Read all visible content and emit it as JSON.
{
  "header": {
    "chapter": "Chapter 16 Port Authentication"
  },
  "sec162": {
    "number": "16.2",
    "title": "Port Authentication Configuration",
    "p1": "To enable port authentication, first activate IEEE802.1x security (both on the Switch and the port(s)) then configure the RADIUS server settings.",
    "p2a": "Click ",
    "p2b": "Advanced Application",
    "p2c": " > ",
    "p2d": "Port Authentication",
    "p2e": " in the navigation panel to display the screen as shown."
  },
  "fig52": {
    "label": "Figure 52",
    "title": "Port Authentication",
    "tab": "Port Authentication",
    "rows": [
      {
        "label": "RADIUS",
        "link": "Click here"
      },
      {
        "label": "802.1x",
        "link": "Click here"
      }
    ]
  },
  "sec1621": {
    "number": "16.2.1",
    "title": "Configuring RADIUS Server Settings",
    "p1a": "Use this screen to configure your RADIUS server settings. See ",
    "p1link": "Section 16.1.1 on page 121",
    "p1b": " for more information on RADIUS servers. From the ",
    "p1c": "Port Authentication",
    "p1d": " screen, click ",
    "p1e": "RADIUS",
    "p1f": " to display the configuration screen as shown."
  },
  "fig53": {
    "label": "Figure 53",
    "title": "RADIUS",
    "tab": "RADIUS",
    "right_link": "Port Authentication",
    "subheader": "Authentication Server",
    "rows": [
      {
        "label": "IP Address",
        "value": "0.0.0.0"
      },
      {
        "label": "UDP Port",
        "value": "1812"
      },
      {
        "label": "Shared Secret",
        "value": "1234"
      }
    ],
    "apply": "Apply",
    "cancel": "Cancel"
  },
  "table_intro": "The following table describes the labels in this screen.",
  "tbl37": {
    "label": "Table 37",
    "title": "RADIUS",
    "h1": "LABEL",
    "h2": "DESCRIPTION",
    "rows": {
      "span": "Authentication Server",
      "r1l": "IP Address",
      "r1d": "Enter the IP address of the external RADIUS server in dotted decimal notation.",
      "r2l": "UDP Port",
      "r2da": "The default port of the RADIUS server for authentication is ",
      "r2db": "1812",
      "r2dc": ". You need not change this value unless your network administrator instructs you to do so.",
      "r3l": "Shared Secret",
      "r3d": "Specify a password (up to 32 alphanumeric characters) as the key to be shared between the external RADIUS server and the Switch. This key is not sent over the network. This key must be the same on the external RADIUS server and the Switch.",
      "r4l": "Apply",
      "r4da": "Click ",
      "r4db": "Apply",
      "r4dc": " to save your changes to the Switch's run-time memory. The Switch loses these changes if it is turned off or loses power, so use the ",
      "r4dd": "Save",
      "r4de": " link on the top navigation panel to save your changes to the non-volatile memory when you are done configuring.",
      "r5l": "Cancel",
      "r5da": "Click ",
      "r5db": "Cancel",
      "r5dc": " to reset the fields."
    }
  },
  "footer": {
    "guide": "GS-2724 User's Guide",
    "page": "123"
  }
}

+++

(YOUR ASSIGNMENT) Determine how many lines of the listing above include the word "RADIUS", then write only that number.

(TASK SOLUTION) 12